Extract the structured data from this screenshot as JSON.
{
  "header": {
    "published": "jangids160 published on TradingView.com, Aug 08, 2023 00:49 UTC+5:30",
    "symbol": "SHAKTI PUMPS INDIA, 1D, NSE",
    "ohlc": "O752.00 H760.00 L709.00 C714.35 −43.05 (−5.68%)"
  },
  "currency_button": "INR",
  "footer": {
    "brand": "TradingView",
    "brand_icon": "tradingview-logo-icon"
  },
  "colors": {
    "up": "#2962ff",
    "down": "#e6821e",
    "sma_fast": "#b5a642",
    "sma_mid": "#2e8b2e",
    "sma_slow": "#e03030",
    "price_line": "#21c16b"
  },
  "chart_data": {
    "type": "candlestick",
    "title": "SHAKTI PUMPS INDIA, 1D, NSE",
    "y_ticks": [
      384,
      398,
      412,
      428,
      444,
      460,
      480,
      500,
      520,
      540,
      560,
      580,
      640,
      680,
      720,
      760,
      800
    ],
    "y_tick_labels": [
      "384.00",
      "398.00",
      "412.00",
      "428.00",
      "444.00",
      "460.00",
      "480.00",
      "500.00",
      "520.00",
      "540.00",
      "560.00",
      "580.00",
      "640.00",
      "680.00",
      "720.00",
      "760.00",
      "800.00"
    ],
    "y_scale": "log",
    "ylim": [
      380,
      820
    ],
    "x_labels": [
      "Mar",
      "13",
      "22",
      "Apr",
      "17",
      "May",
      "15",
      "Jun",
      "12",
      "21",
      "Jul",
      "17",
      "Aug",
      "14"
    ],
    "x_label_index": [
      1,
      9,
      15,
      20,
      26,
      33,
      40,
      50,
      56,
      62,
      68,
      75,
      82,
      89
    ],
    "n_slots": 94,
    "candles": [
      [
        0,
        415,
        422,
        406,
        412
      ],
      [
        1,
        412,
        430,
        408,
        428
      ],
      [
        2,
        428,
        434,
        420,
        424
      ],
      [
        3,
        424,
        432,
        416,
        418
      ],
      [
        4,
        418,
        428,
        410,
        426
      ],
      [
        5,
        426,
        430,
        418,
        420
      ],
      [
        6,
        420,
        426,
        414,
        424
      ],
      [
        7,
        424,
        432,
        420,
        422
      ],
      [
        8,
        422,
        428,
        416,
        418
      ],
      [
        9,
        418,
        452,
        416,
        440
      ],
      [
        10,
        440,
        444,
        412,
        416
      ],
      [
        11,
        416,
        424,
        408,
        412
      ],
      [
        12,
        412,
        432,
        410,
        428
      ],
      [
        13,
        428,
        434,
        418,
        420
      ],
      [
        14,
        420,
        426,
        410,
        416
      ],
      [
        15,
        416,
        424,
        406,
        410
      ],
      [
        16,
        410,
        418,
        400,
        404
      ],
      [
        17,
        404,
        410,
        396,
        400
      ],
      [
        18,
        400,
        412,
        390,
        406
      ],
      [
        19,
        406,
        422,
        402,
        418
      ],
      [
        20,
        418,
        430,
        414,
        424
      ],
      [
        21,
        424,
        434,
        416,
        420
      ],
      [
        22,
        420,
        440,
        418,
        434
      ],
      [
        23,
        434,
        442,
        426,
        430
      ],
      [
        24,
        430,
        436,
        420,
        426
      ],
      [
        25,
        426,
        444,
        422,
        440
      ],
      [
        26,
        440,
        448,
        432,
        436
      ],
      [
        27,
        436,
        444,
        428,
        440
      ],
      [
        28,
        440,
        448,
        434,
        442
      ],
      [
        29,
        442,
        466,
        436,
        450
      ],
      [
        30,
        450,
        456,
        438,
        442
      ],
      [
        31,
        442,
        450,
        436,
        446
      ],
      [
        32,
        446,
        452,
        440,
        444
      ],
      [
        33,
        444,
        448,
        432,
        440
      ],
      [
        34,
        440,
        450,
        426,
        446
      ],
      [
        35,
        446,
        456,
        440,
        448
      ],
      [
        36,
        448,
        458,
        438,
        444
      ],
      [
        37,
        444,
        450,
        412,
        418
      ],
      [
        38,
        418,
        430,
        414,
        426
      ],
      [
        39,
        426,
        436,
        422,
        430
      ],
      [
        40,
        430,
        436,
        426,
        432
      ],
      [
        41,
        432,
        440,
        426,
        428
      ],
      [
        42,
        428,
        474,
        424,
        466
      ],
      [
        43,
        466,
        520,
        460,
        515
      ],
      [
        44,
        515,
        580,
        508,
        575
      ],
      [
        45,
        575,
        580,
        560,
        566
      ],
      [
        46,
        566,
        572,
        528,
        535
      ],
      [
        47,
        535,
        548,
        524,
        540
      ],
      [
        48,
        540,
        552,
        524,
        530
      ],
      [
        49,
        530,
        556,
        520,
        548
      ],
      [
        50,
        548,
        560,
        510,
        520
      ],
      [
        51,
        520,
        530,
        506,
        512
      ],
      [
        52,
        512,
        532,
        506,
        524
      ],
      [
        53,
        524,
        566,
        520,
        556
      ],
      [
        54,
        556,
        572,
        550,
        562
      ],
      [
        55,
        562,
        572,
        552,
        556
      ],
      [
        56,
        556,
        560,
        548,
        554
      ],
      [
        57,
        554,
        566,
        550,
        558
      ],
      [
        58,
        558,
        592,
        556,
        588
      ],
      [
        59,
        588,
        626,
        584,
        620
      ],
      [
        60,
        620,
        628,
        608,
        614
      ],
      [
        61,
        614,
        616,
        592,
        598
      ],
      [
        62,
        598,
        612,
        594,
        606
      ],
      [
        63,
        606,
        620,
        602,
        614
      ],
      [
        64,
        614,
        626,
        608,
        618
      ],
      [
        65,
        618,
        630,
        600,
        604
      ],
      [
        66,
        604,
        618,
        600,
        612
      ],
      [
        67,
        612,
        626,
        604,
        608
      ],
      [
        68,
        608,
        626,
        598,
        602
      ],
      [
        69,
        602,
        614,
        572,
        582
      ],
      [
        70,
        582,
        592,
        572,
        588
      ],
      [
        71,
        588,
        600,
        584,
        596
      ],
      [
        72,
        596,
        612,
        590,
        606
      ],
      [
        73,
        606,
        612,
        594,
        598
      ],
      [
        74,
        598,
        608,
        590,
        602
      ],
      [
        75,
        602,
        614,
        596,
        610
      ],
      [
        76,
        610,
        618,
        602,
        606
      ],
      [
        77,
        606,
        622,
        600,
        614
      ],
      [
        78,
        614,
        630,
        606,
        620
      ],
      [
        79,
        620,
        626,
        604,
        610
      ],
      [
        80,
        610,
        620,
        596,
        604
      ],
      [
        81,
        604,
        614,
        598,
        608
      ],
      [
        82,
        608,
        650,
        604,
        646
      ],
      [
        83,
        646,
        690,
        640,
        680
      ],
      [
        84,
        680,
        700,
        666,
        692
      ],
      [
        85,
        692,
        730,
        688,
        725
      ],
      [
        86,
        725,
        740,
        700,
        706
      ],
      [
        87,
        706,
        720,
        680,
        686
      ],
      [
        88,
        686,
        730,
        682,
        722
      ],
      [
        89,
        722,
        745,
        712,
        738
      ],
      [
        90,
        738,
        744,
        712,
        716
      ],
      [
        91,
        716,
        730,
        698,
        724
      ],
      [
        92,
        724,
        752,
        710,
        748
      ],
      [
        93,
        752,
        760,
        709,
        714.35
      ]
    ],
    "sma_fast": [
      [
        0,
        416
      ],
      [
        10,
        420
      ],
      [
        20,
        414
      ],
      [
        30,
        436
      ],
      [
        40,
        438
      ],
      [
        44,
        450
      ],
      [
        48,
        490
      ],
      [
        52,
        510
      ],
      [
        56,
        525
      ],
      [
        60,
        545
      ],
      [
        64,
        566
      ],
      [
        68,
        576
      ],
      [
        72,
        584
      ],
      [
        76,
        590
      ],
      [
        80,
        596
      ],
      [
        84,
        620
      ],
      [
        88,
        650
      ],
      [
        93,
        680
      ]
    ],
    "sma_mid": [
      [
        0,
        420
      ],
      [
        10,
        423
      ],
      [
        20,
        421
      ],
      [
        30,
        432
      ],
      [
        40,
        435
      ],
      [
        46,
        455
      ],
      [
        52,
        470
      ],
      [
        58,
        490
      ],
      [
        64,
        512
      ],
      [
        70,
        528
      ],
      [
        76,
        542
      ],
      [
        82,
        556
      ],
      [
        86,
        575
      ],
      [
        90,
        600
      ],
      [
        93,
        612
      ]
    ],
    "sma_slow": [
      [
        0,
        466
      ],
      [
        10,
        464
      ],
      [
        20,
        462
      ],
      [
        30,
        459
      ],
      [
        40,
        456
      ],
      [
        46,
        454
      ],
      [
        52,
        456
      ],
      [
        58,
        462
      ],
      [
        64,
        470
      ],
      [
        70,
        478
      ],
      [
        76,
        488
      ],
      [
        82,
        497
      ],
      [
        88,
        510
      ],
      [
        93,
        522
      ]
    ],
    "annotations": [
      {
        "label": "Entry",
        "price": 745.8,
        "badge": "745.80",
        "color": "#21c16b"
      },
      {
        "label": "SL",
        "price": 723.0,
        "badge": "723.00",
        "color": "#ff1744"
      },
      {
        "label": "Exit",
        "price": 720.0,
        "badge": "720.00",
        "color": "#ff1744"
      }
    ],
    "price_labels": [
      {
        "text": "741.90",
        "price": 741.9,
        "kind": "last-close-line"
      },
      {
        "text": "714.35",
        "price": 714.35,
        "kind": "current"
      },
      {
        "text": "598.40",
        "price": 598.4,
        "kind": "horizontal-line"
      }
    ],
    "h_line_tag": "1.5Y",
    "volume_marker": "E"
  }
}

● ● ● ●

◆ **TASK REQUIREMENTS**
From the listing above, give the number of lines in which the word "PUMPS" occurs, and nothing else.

◆ **TASK OUTPUT**
2